Record extracts:
Segment Open

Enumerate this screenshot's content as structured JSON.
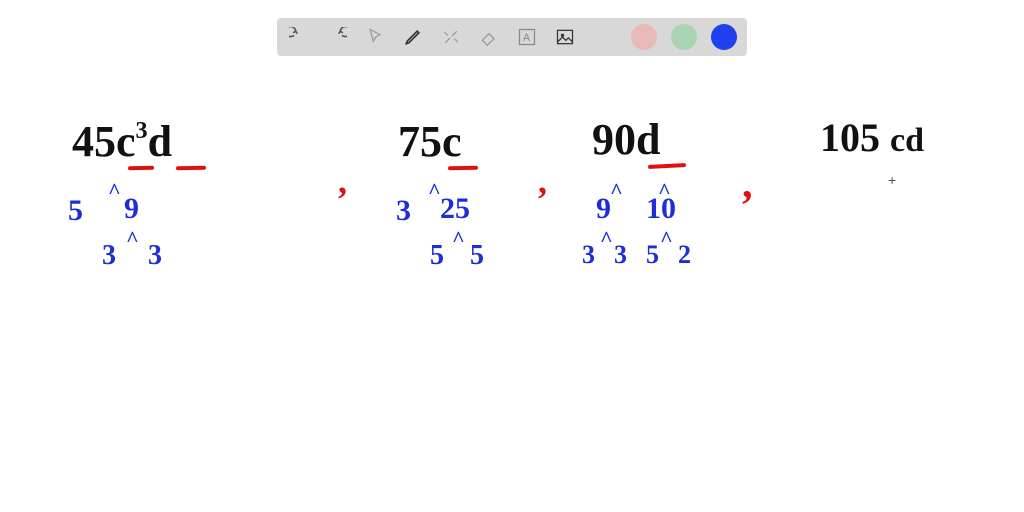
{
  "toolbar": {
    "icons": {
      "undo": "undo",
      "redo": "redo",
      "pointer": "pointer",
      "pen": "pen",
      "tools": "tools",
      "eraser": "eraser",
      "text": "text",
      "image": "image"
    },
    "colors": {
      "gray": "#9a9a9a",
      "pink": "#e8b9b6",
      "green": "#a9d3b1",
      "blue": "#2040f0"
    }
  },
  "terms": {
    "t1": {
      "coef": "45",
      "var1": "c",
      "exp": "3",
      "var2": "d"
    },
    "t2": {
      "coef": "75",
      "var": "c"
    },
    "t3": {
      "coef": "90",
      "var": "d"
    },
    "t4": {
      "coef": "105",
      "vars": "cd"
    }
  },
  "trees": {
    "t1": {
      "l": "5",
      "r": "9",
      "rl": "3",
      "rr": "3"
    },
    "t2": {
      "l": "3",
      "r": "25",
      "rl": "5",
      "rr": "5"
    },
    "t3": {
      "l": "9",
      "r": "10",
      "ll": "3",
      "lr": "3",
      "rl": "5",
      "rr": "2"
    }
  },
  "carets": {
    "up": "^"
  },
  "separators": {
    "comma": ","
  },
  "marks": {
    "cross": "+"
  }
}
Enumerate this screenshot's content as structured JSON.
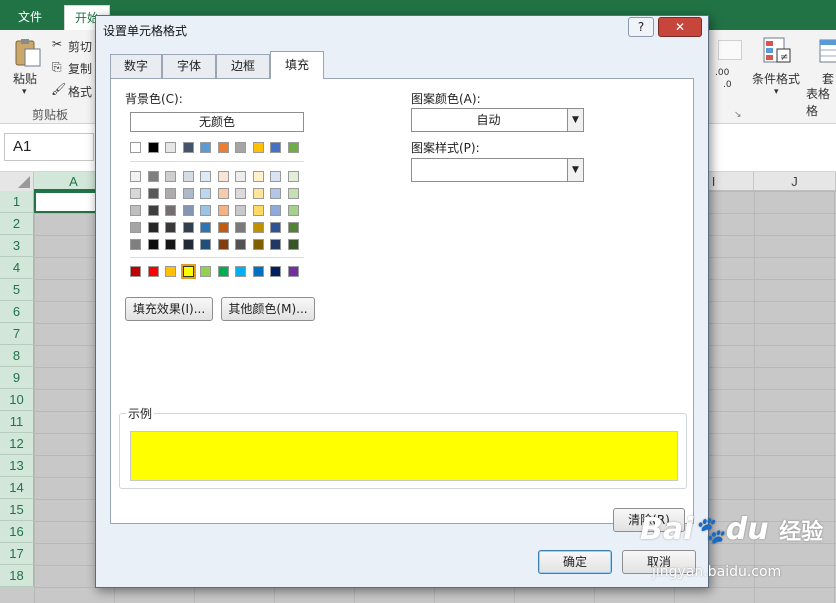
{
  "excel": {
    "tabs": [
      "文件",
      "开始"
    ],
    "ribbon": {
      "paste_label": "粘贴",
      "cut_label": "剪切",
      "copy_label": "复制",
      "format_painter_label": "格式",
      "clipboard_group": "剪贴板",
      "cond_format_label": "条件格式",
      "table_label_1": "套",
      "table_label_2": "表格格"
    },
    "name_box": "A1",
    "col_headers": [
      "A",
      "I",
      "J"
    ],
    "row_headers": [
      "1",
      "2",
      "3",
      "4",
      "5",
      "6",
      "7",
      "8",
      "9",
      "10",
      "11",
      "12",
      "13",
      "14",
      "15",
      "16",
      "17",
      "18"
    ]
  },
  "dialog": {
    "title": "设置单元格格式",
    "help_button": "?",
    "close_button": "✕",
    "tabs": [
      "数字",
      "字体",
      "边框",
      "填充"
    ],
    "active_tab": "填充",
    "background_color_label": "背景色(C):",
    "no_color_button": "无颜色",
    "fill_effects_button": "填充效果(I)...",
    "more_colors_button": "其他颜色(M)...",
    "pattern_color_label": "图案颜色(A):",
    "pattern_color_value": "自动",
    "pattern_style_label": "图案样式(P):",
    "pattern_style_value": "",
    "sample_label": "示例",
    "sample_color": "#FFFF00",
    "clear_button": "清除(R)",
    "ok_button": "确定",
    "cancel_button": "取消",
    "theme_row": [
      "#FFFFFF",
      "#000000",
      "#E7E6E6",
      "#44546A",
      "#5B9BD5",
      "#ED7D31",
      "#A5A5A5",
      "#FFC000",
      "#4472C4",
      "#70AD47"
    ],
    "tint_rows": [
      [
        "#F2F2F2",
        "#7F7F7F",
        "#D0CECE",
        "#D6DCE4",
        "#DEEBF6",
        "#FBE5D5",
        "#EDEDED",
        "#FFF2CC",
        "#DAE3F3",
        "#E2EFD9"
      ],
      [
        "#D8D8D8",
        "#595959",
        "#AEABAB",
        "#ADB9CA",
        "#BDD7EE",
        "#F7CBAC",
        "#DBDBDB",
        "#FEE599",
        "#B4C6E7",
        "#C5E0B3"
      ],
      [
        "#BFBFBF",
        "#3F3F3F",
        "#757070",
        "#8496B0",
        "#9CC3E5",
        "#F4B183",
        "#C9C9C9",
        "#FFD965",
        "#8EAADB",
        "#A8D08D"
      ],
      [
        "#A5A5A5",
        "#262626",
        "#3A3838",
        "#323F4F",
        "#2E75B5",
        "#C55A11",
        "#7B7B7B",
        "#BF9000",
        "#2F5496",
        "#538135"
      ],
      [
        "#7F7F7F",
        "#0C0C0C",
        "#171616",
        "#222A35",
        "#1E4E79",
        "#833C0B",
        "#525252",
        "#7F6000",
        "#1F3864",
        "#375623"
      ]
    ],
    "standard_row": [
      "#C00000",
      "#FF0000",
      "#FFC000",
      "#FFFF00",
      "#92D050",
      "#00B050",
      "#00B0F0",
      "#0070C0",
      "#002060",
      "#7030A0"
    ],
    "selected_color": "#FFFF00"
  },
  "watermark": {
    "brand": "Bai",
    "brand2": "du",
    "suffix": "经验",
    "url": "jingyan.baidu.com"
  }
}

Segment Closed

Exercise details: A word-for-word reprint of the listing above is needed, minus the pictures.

Answer to this problem:
Enumerate this screenshot's content as structured JSON.
{
  "toolbar": {
    "icons": {
      "undo": "undo",
      "redo": "redo",
      "pointer": "pointer",
      "pen": "pen",
      "tools": "tools",
      "eraser": "eraser",
      "text": "text",
      "image": "image"
    },
    "colors": {
      "gray": "#9a9a9a",
      "pink": "#e8b9b6",
      "green": "#a9d3b1",
      "blue": "#2040f0"
    }
  },
  "terms": {
    "t1": {
      "coef": "45",
      "var1": "c",
      "exp": "3",
      "var2": "d"
    },
    "t2": {
      "coef": "75",
      "var": "c"
    },
    "t3": {
      "coef": "90",
      "var": "d"
    },
    "t4": {
      "coef": "105",
      "vars": "cd"
    }
  },
  "trees": {
    "t1": {
      "l": "5",
      "r": "9",
      "rl": "3",
      "rr": "3"
    },
    "t2": {
      "l": "3",
      "r": "25",
      "rl": "5",
      "rr": "5"
    },
    "t3": {
      "l": "9",
      "r": "10",
      "ll": "3",
      "lr": "3",
      "rl": "5",
      "rr": "2"
    }
  },
  "carets": {
    "up": "^"
  },
  "separators": {
    "comma": ","
  },
  "marks": {
    "cross": "+"
  }
}
Enumerate this screenshot's content as structured JSON.
{
  "excel": {
    "tabs": [
      "文件",
      "开始"
    ],
    "ribbon": {
      "paste_label": "粘贴",
      "cut_label": "剪切",
      "copy_label": "复制",
      "format_painter_label": "格式",
      "clipboard_group": "剪贴板",
      "cond_format_label": "条件格式",
      "table_label_1": "套",
      "table_label_2": "表格格"
    },
    "name_box": "A1",
    "col_headers": [
      "A",
      "I",
      "J"
    ],
    "row_headers": [
      "1",
      "2",
      "3",
      "4",
      "5",
      "6",
      "7",
      "8",
      "9",
      "10",
      "11",
      "12",
      "13",
      "14",
      "15",
      "16",
      "17",
      "18"
    ]
  },
  "dialog": {
    "title": "设置单元格格式",
    "help_button": "?",
    "close_button": "✕",
    "tabs": [
      "数字",
      "字体",
      "边框",
      "填充"
    ],
    "active_tab": "填充",
    "background_color_label": "背景色(C):",
    "no_color_button": "无颜色",
    "fill_effects_button": "填充效果(I)...",
    "more_colors_button": "其他颜色(M)...",
    "pattern_color_label": "图案颜色(A):",
    "pattern_color_value": "自动",
    "pattern_style_label": "图案样式(P):",
    "pattern_style_value": "",
    "sample_label": "示例",
    "sample_color": "#FFFF00",
    "clear_button": "清除(R)",
    "ok_button": "确定",
    "cancel_button": "取消",
    "theme_row": [
      "#FFFFFF",
      "#000000",
      "#E7E6E6",
      "#44546A",
      "#5B9BD5",
      "#ED7D31",
      "#A5A5A5",
      "#FFC000",
      "#4472C4",
      "#70AD47"
    ],
    "tint_rows": [
      [
        "#F2F2F2",
        "#7F7F7F",
        "#D0CECE",
        "#D6DCE4",
        "#DEEBF6",
        "#FBE5D5",
        "#EDEDED",
        "#FFF2CC",
        "#DAE3F3",
        "#E2EFD9"
      ],
      [
        "#D8D8D8",
        "#595959",
        "#AEABAB",
        "#ADB9CA",
        "#BDD7EE",
        "#F7CBAC",
        "#DBDBDB",
        "#FEE599",
        "#B4C6E7",
        "#C5E0B3"
      ],
      [
        "#BFBFBF",
        "#3F3F3F",
        "#757070",
        "#8496B0",
        "#9CC3E5",
        "#F4B183",
        "#C9C9C9",
        "#FFD965",
        "#8EAADB",
        "#A8D08D"
      ],
      [
        "#A5A5A5",
        "#262626",
        "#3A3838",
        "#323F4F",
        "#2E75B5",
        "#C55A11",
        "#7B7B7B",
        "#BF9000",
        "#2F5496",
        "#538135"
      ],
      [
        "#7F7F7F",
        "#0C0C0C",
        "#171616",
        "#222A35",
        "#1E4E79",
        "#833C0B",
        "#525252",
        "#7F6000",
        "#1F3864",
        "#375623"
      ]
    ],
    "standard_row": [
      "#C00000",
      "#FF0000",
      "#FFC000",
      "#FFFF00",
      "#92D050",
      "#00B050",
      "#00B0F0",
      "#0070C0",
      "#002060",
      "#7030A0"
    ],
    "selected_color": "#FFFF00"
  },
  "watermark": {
    "brand": "Bai",
    "brand2": "du",
    "suffix": "经验",
    "url": "jingyan.baidu.com"
  }
}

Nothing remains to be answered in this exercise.